Teachers wanted to ensure their students were not lounging at home, playing electronics and falling behind in the curriculum, as they did during January’s snowstorm, so they prepared students to learn from home.
“We lost a lot of instructional time two weeks ago, this go-around, we wanted to keep instructional time for the students,” said North Cobb French teacher Andrea Dignon.
Dignon filmed instructional videos and sent out assignments to all of her 90 students as they were at home enjoying snow days Tuesday, Wednesday and Thursday.
Students printed off worksheets, worked through them, took photos of the completed assignments and emailed them back to Dignon, she said.
They could work at their own pace, and could email her with questions.
Some French class students took quizzes from home, recording verbs and adjectives through a Google Voice application. The recorded clips were sent as e-mails to Dignon, and she has already graded many of them.
The extra practice at home helps keep the language fresh in the students’ minds, and ensures Dignon’s class won’t be rushed when school reopens.
“We still have deadlines and things we have to accomplish by the end of the school year. We don’t want to be rushing the kids to get it all done. It’s no lost time,” Dignon said.
Feedback from the parents has been wonderful, Dignon added, many see online learning as a crucial skill for students to develop before entering college.
“Online learning is the wave of the future, it gave the kids a taste,” of college life, said Melissa Nelson, mother of three students at North Cobb Christian.
Nelson worked with her second-grader practicing telling time, identifying continents on the map and oversaw the completion of several addition and subtraction worksheets.
The family set aside time every day to complete homework assignments and keep up-to-date with schoolwork, she said.
Nelson’s eighth-grader printed out power points his teacher had sent in an e-mail, and worked on French lessons as well.
Chandler Nelson, a senior at North Cobb Christian, was the busiest of the three children.
While he wanted to be sleeping and hanging out on the couch, Chandler was writing a five-page British literature paper, completing chemistry worksheets and putting together a psychology paper.
“It’s been hard. It felt a lot like college,” Chandler said.
One good thing about staying up-to-date with school work is that less catch-up time will be needed when he returns to school, Chandler said.
This means more days of summer after his graduation.
“It really worked for us. It teaches the kids time management, keeps kids off electronics,” said Melissa Nelson.
The school’s staff is excited for the potential to use the online learning for snow and other weather-related cancellations in the future. Class time will no longer be determined by unpredictable weather patterns.

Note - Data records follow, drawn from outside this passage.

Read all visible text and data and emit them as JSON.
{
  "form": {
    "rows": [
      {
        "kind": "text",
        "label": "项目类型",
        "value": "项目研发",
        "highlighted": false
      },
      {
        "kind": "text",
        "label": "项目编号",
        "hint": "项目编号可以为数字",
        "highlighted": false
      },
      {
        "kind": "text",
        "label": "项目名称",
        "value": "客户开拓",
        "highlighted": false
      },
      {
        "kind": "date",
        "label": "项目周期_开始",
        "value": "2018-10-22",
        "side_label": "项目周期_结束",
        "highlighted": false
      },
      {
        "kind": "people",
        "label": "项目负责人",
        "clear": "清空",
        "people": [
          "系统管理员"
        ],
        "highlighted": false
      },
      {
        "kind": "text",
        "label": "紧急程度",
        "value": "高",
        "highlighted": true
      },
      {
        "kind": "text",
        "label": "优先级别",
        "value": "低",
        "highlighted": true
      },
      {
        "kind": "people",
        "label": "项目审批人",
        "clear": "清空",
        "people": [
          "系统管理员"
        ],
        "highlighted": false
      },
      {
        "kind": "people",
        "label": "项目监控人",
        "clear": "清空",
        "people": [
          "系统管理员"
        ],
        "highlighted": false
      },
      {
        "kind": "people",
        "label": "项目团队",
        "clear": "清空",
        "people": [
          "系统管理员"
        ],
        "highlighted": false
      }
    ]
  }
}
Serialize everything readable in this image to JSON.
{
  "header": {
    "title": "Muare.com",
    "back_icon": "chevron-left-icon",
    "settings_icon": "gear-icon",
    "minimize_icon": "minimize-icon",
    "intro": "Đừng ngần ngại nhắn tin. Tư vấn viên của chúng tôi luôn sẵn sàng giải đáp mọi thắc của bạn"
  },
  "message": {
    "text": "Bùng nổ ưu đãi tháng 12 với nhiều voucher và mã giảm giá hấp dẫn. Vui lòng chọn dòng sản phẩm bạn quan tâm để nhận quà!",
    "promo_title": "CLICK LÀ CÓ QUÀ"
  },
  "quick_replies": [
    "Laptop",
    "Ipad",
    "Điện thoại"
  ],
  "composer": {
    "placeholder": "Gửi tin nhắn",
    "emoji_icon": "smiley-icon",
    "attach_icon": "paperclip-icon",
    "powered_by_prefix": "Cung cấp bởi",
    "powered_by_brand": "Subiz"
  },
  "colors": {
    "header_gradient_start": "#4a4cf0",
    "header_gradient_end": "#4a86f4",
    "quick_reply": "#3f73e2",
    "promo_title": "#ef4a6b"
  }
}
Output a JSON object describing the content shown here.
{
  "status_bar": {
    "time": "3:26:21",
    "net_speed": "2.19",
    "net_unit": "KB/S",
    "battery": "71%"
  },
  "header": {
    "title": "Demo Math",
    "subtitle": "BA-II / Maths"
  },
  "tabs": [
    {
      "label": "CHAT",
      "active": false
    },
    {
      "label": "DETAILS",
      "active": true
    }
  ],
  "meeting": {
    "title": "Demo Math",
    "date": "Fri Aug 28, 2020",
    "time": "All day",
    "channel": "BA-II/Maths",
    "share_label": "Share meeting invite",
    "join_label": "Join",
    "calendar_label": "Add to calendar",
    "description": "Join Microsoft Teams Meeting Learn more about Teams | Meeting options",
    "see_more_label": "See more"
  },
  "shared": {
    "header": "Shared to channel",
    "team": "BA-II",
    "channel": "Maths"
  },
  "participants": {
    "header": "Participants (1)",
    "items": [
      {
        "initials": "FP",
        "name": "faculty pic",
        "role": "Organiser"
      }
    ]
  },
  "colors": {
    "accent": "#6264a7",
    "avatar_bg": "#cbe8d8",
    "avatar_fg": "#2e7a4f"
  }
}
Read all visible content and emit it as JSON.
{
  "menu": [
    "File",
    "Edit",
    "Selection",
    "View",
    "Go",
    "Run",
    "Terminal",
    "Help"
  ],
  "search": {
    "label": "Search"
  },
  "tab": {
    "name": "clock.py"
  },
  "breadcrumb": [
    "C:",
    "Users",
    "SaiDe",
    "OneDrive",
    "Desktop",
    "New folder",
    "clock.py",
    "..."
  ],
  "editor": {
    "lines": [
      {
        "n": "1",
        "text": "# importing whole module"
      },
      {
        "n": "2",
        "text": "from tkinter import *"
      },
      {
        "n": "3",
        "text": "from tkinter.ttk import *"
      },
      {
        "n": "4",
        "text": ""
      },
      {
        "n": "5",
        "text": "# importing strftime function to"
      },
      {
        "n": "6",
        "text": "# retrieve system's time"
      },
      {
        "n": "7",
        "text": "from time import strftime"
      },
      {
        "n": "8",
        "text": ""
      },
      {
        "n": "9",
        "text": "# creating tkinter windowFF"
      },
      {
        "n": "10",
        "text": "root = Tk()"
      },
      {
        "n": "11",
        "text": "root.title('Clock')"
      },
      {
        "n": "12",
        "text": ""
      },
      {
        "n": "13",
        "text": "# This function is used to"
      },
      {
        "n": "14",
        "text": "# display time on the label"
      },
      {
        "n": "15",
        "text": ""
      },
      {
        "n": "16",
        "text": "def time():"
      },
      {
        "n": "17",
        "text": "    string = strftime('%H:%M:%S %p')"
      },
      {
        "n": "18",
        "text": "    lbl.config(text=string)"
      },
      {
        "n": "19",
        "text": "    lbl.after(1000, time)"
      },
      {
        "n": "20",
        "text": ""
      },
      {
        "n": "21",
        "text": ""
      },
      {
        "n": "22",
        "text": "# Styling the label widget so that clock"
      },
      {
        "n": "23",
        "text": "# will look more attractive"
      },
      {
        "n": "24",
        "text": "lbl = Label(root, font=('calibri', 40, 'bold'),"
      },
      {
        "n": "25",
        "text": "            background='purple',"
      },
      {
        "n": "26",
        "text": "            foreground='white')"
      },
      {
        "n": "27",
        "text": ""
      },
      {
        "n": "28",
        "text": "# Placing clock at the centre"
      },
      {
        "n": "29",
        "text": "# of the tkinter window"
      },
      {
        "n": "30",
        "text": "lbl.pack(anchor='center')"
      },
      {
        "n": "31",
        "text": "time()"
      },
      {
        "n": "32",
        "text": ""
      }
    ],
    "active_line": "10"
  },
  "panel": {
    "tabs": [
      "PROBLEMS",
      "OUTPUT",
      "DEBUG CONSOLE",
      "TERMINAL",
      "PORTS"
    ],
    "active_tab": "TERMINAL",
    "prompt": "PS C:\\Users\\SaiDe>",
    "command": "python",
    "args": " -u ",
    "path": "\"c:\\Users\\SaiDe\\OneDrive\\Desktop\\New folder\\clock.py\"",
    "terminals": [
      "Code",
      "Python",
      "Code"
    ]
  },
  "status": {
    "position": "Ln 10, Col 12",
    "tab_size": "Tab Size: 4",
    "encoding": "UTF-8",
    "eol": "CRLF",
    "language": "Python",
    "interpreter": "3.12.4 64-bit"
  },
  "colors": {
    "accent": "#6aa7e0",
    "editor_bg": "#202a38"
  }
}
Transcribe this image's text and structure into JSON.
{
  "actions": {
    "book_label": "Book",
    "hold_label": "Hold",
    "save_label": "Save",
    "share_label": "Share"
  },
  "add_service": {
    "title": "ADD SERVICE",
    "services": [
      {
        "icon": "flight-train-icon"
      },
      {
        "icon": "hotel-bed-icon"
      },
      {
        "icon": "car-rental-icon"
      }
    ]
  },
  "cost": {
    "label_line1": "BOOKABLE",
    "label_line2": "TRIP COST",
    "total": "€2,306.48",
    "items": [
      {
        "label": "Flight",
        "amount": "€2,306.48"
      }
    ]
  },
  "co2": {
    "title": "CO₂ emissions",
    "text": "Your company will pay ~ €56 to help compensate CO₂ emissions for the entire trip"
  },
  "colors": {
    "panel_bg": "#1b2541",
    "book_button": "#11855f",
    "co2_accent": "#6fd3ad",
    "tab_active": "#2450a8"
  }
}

“This off-campus learning experience showed that snow days can be a lot of fun, while still giving students a chance to exercise their minds,” said Leigh Ann Geter, a spokeswoman for the school.